The Crimson Petal and the White (2011)

A BBC adaption of Michel Faber’s bestselling novel, and a mighty good job they did. I am in love with this drama. Admittedly I haven’t read the book, as I don’t read all that often, but I think this must have been an awesome novel to create this wonderful work of drama.

Following the life of Sugar (Romola Garai) as she finds an escape from her seedy, London life as a prositute when wealthy William Rackham (Chris O’Dowd) pays her a visit, takes a fancy and moves her out into a kept life, but still far from ideal.

Sugar is plagued by the death of her friend, Elizabeth, who was beaten to death by visitors to Mrs Castaway’s (Gillian Anderson) brothel. As such Sugar is writing an emotionally driven and angry novel that depicts her fantasy revenge on the punters she must endure. All the while she makes incidentally becomes intwined in the life of William Rackham’s ‘disturbed’ wife Agnes (Amanda Hale).

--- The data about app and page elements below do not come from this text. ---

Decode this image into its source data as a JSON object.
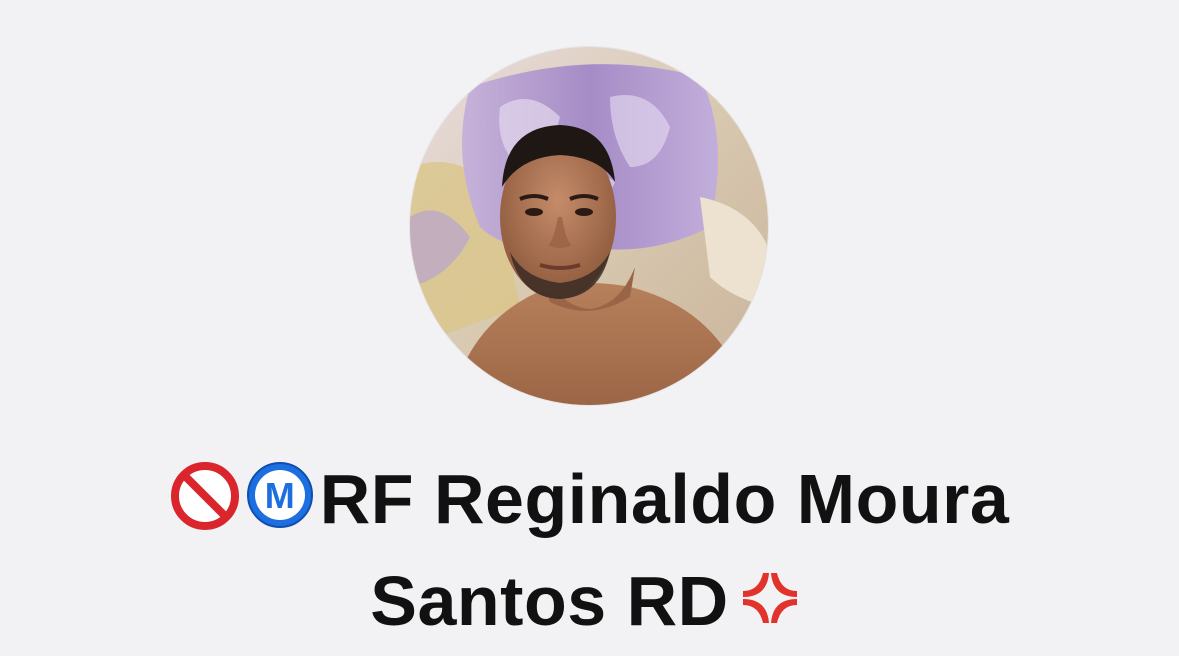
{
  "profile": {
    "avatar_icon": "profile-photo",
    "name_line1": "RF Reginaldo Moura",
    "name_line2": "Santos RD",
    "prefix_icons": [
      "prohibited-icon",
      "circled-m-icon"
    ],
    "suffix_icon": "anger-symbol-icon",
    "colors": {
      "background": "#f2f1f3",
      "name_text": "#111111",
      "prohibited_red": "#d9252b",
      "m_blue": "#1d6fe0",
      "anger_red": "#e2322c"
    }
  }
}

There are many emotional moments of sincerity bought about by a fantastic cast and gorgeous, indulgent design that draws you in to the world, be it seedy in the depths of filth, or in the clean, upper-class, Chepstow Villas. What really stands out is the original score by Cristobal Tapia de Veer  with modern nuance and sound design that escapes the usual period genre classical score. The music lifts and swells but in a contemporary, yet completely befitting way. This only adds to the feelings and setting that are so exquisitely set out.

I have not seen a BBC drama that holds so much strength in production and performance. Superb.


The Sunset Limited (2011)

Originally a play written by Cormac McCarthy,this  film adaptation, produced and directed by star Tommy Lee Jones, is one of the most simple yet moving and thought provoking watches I have seen since trying to explain ‘The Science of Sleep” to my father.

Of course this script will not appeal or sit well with all, as it picks away at religion and the existence of God. Seen from the point of view from a believing ex-con who thinks that God has spoken to him, and a non-believer who tried to commit suicide as his views of ‘life’ are most bleak.

It appealed to me as it captures a number of my thoughts, which we won’t go into today, but it will provoke thought and discussion. Simply made, with all the action being the two stars, Tommy Lee Jones and Samuel L. Jackson, in a run-down apartment in a fluid narrative. This only serves to frustrate the ideas and make them resonate within ones own mind without being tampered by the fabrication of society.